June 30, 2014 – far too cold for work. Winter beckons. Image:: Mt Buller
Australian Seasonal Snow Outlook | The Grasshopper
Brought to you by ESS Boardstores
Every good story needs a hero, a villain, a joker, and a few twists along the way. This month’s seasonal forecast update sure as sugar isn’t Shakespeare, but it’s covering all those bases.
One thing is certain this winter, and that is the high chance of a full blown El Nino event in the Pacific, with the odds currently tracking at higher than 80 per cent. This is the main constant that carries over from our first seasonal outlook of the year, which is required reading if you want to follow this month’s update.
We lay down the situation last month. A strong signal for El Nino was also backed up by models leaning fairly heavily towards the “Classic” variety, characterised by higher than average pressures over south-eastern Australia that historically have tended to keep fronts and snow away from the Australian Alps.
Could we see a repeat of that season-saver in 2013? Image:: Thredbo
The Hero and Her Twist
The big change in forecasts over the last month is that the chances of a “Wrong’un” have surged back into contention. You’ll remember that Wrong’uns have been associated with more frontal activity and some very big snowfall years. We like Wrong’uns. One key model in particular is now backing the Wrong’un. My favourite model is sitting on the fence. And another important model is still signalling a Classic. What to make of all this? Well it looked like our star player was out for the season. Now it looks like she might at least get a few games in and score a few goals, maybe even make a play for MVP.
In the last ten years we’ve learnt and heard a bunch more about the Indian Ocean Dipole (IOD). Think of it as the Indian Ocean’s version of El Nino. A negative event would be associated with warmer than normal water to the north-west of Australia, cooler water off the coast of Africa, and more easterly winds than normal feeding warm moist air south-eastwards over the Australian continent, where it can mix with frontal systems to increase rainfall (and snowfall if we’re lucky).
Now, a negative IOD is almost unheard of during a strong El Nino, but this year we might get a similar effect with a neutral IOD, because the waters across the entire Indian Ocean are expected to be unusually warm during winter. This is feeding through into the forecasts of above average rainfall that you are seeing in Bureau of Meteorology forecasts. The problem is, during June and July there’s a real danger that this extra moisture will arrive when it’s too warm, resulting in rain, not snow. But if this effect can hold on into the depths of winter, then it could prime us for an epic August, a bit like the one that saved 2013.
Katya Crema hits warp speed on the backside of Mt Buller last July. Such incredible conditions last year opened up terrain that hadn’t been skied for years Image:: Mt Buller
A Month to Go

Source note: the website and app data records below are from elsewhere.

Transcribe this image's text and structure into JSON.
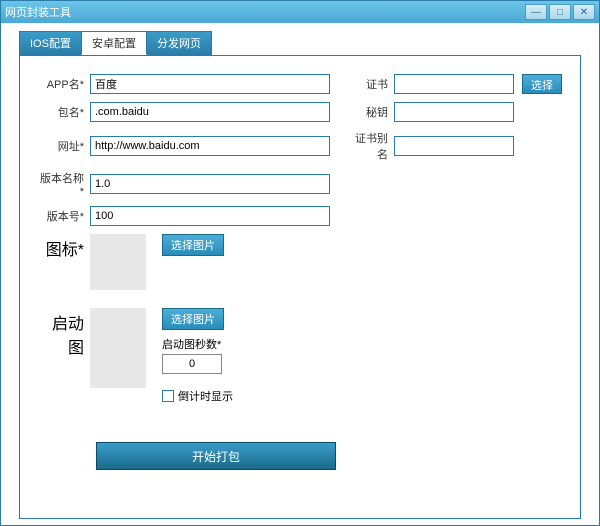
{
  "window": {
    "title": "网页封装工具"
  },
  "tabs": [
    {
      "label": "IOS配置",
      "active": false
    },
    {
      "label": "安卓配置",
      "active": true
    },
    {
      "label": "分发网页",
      "active": false
    }
  ],
  "form": {
    "appName": {
      "label": "APP名*",
      "value": "百度"
    },
    "cert": {
      "label": "证书",
      "value": ""
    },
    "certSelect": "选择",
    "packageName": {
      "label": "包名*",
      "value": ".com.baidu"
    },
    "secretKey": {
      "label": "秘钥",
      "value": ""
    },
    "url": {
      "label": "网址*",
      "value": "http://www.baidu.com"
    },
    "certAlias": {
      "label": "证书别名",
      "value": ""
    },
    "versionName": {
      "label": "版本名称*",
      "value": "1.0"
    },
    "versionCode": {
      "label": "版本号*",
      "value": "100"
    },
    "icon": {
      "label": "图标*",
      "selectBtn": "选择图片"
    },
    "splash": {
      "label": "启动图",
      "selectBtn": "选择图片",
      "secondsLabel": "启动图秒数*",
      "secondsValue": "0",
      "countdownLabel": "倒计时显示"
    }
  },
  "actions": {
    "build": "开始打包"
  }
}
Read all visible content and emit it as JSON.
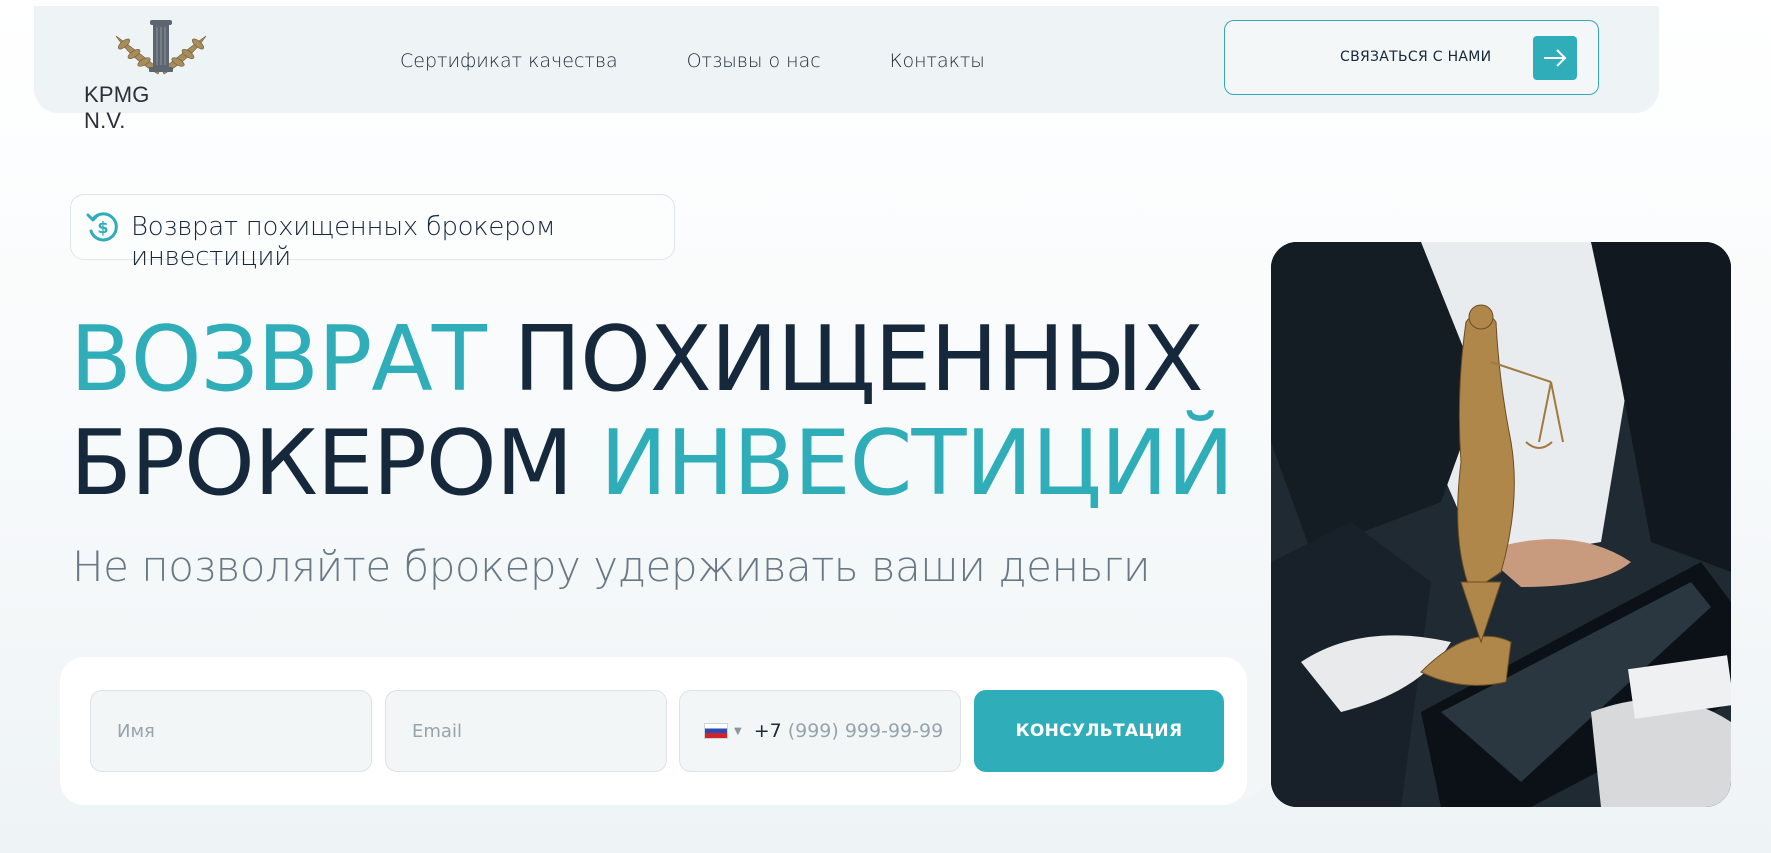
{
  "header": {
    "logo_text": "KPMG N.V.",
    "nav": [
      {
        "label": "Сертификат качества"
      },
      {
        "label": "Отзывы о нас"
      },
      {
        "label": "Контакты"
      }
    ],
    "contact_button": "СВЯЗАТЬСЯ С НАМИ"
  },
  "badge": {
    "icon": "dollar-refresh-icon",
    "text": "Возврат похищенных брокером инвестиций"
  },
  "hero": {
    "line1_accent": "ВОЗВРАТ",
    "line1_dark": "ПОХИЩЕННЫХ",
    "line2_dark": "БРОКЕРОМ",
    "line2_accent": "ИНВЕСТИЦИЙ",
    "subtitle": "Не позволяйте брокеру удерживать ваши деньги"
  },
  "form": {
    "name_placeholder": "Имя",
    "email_placeholder": "Email",
    "phone_prefix": "+7",
    "phone_placeholder": "(999) 999-99-99",
    "submit_label": "КОНСУЛЬТАЦИЯ"
  },
  "colors": {
    "accent": "#2fadb8",
    "dark": "#16283b",
    "muted": "#6a7885"
  }
}
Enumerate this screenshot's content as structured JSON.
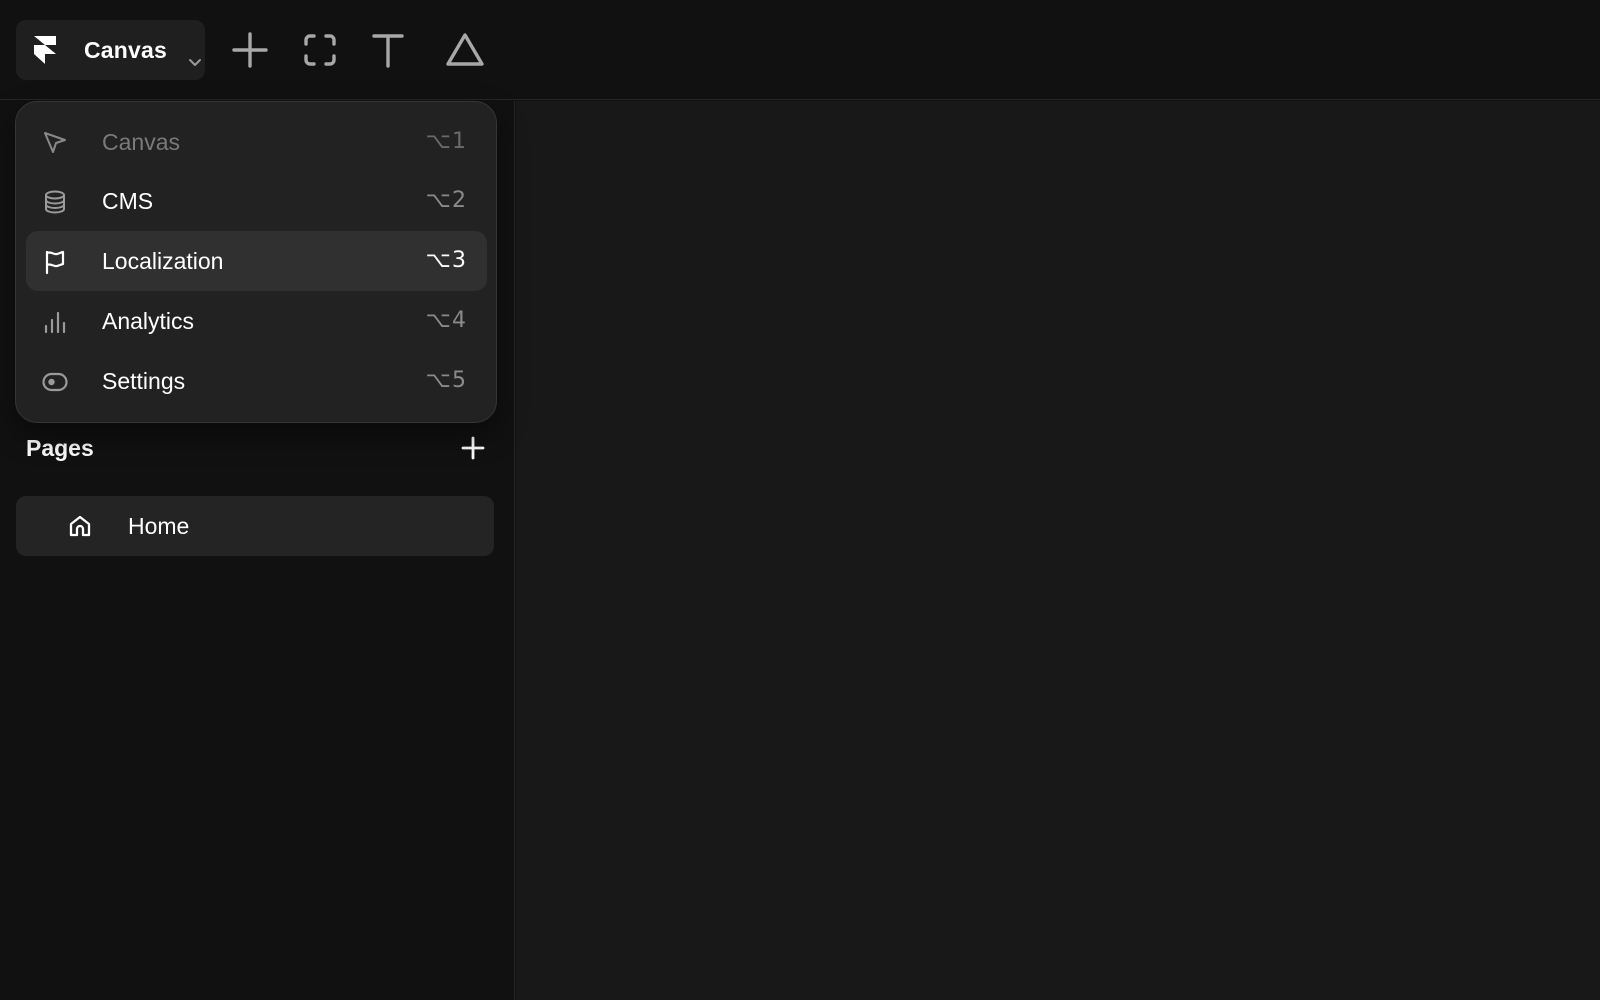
{
  "toolbar": {
    "mode_label": "Canvas",
    "tools": [
      {
        "name": "plus-icon"
      },
      {
        "name": "frame-icon"
      },
      {
        "name": "text-icon"
      },
      {
        "name": "triangle-icon"
      }
    ]
  },
  "mode_menu": {
    "items": [
      {
        "label": "Canvas",
        "shortcut": "⌥1",
        "icon": "cursor-icon",
        "state": "disabled"
      },
      {
        "label": "CMS",
        "shortcut": "⌥2",
        "icon": "database-icon",
        "state": "normal"
      },
      {
        "label": "Localization",
        "shortcut": "⌥3",
        "icon": "flag-icon",
        "state": "hovered"
      },
      {
        "label": "Analytics",
        "shortcut": "⌥4",
        "icon": "bar-chart-icon",
        "state": "normal"
      },
      {
        "label": "Settings",
        "shortcut": "⌥5",
        "icon": "toggle-icon",
        "state": "normal"
      }
    ]
  },
  "pages": {
    "title": "Pages",
    "items": [
      {
        "label": "Home",
        "icon": "home-icon"
      }
    ]
  },
  "colors": {
    "background": "#111111",
    "canvas": "#181818",
    "menu_bg": "#222222",
    "menu_hover": "#303030",
    "text": "#ffffff",
    "muted": "#8a8a8a"
  }
}
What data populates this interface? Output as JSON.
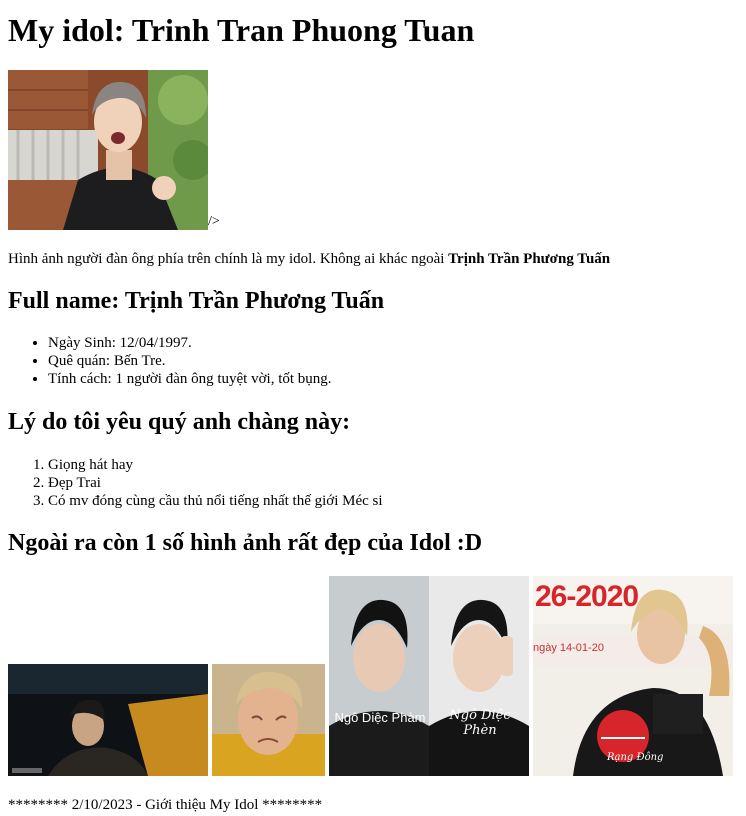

Realistically, we’re four to six weeks away from any meaningful (and lasting) snow events. The good news is that there are now several ways that this season could turn out ok. The bad news is that there are also quite a few ways it could go horribly wrong. My gut feeling is that we’re going to see a frustrating June and early-July, with a bit too much warm rain, followed by a decent late July and August, which will get us up to a base of around 155cm. But seriously, things could still go horribly wrong and leave us struggling to hit one metre in a Classic El Nino, or we could sail past two metres on the back of a Wrong’un. For those of you who are accusing me of arse covering right now, I’ll leave you with the proof.
Two strong El Ninos, the 1982 Classic and the 1991 Wrong’un, one a blowout and the other a blockbuster.
2015 could still go either way.
We’ll update this outlook in early June. If you’ve got a different theory on what’s going to happen this winter, or just want to provide feedback, then please hit me up in the discussion below. Or you can follow me on facebook.
SIGN UP TO THE GRASSHOPPER’S AUS/NZ WEEKEND FORECAST: